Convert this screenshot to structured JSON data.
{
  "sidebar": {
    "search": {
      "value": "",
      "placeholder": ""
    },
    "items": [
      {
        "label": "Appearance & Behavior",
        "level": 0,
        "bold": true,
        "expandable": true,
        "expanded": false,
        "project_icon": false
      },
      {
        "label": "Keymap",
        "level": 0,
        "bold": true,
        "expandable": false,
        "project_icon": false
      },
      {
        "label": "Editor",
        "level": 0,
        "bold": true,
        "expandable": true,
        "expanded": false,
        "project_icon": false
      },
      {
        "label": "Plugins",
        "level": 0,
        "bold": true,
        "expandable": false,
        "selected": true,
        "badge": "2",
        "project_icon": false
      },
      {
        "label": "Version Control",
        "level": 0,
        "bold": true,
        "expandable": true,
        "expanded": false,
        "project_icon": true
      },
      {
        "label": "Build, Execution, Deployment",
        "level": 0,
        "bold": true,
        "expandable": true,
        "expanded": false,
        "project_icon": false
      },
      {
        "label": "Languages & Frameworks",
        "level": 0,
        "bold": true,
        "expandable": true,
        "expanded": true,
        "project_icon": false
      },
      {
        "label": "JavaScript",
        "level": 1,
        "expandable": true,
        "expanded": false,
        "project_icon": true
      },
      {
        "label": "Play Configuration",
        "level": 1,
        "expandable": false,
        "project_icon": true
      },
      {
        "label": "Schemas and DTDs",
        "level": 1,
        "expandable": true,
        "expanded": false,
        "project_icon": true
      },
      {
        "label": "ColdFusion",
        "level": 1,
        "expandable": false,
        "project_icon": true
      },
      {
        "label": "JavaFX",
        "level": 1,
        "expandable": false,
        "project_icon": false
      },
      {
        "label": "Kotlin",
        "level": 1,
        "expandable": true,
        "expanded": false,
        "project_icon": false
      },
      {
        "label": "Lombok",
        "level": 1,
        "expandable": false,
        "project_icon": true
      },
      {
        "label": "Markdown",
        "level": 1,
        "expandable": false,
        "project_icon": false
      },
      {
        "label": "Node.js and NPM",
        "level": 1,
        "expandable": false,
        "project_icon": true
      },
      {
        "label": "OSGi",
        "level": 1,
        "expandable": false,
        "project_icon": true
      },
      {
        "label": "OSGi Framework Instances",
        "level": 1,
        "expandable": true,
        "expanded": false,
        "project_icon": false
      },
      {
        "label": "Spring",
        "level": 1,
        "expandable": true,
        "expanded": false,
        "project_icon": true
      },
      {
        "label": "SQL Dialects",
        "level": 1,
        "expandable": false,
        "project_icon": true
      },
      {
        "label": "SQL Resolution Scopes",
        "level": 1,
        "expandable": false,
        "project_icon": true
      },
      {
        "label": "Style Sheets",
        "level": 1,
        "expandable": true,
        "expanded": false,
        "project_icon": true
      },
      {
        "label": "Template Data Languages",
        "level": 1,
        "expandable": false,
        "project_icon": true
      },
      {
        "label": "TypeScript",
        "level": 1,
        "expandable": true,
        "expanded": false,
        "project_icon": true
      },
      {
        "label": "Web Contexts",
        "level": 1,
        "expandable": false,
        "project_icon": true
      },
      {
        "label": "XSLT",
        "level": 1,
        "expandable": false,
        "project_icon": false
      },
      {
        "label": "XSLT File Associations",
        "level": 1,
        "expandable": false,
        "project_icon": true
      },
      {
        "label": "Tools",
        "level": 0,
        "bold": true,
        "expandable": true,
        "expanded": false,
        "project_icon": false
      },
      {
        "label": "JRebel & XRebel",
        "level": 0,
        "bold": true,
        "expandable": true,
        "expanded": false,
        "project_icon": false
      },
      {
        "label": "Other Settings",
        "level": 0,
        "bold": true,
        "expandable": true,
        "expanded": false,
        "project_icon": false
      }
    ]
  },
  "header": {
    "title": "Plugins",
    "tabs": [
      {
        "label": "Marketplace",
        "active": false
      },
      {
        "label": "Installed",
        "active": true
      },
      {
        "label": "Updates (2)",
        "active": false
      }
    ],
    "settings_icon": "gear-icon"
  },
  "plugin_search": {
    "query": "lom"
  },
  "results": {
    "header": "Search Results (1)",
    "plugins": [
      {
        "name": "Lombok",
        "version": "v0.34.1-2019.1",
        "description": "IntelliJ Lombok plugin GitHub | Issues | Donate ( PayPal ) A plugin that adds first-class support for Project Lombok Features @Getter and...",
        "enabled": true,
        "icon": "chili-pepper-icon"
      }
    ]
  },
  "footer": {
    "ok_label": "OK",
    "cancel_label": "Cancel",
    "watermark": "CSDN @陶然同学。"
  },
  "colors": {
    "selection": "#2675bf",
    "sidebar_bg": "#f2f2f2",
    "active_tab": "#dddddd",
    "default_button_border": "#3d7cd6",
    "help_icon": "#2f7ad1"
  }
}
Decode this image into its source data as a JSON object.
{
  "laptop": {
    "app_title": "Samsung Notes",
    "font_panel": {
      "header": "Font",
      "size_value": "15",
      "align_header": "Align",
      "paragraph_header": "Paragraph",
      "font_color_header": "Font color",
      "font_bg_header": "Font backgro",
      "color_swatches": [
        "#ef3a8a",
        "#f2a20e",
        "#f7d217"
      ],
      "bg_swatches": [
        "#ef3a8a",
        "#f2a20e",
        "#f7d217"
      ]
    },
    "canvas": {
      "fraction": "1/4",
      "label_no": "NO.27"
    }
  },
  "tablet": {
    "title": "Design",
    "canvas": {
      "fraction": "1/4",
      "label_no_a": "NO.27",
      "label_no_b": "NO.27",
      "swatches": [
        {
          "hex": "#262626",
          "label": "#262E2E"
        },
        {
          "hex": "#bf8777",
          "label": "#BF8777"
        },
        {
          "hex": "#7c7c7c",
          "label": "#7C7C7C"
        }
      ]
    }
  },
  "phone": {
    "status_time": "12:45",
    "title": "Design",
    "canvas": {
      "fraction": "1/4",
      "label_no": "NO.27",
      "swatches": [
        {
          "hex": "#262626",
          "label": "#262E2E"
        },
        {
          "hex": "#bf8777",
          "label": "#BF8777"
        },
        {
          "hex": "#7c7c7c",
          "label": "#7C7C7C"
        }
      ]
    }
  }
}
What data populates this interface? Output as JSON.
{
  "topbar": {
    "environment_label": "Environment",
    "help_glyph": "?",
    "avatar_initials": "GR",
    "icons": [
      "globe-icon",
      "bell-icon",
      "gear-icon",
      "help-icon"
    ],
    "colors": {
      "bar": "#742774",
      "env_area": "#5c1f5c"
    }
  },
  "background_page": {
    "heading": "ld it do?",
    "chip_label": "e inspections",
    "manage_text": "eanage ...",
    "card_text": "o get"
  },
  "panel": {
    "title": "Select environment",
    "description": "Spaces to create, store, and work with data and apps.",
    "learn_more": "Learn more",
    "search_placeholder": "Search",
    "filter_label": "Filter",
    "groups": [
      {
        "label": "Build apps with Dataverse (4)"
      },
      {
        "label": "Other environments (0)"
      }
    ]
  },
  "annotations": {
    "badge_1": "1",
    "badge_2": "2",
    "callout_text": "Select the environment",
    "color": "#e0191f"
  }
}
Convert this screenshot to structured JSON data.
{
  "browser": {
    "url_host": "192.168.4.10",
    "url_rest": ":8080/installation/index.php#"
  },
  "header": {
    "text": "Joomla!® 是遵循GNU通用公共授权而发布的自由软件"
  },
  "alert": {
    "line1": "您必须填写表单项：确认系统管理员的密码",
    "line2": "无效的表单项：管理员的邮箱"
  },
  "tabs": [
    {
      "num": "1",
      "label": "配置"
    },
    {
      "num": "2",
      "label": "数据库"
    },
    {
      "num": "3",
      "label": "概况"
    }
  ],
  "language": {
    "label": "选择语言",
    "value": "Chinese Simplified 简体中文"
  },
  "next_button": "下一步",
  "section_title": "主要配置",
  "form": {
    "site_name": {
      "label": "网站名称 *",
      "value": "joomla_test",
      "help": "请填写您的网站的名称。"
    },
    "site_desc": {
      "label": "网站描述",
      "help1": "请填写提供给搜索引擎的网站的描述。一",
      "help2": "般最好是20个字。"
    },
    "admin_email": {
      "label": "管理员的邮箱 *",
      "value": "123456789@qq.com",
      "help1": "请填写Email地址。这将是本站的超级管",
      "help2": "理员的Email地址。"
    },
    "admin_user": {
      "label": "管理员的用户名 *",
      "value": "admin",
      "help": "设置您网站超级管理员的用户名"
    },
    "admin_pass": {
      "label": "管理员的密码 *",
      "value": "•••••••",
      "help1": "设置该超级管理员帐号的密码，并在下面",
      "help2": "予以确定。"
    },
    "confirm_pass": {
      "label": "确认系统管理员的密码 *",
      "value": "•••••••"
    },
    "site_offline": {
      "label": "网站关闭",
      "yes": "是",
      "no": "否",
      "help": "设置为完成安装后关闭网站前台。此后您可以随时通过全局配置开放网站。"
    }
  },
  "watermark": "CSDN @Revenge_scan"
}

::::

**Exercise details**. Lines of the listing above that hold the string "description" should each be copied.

**Exercise answer**.
        "description": "IntelliJ Lombok plugin GitHub | Issues | Donate ( PayPal ) A plugin that adds first-class support for Project Lombok Features @Getter and...",
    "description": "Spaces to create, store, and work with data and apps.",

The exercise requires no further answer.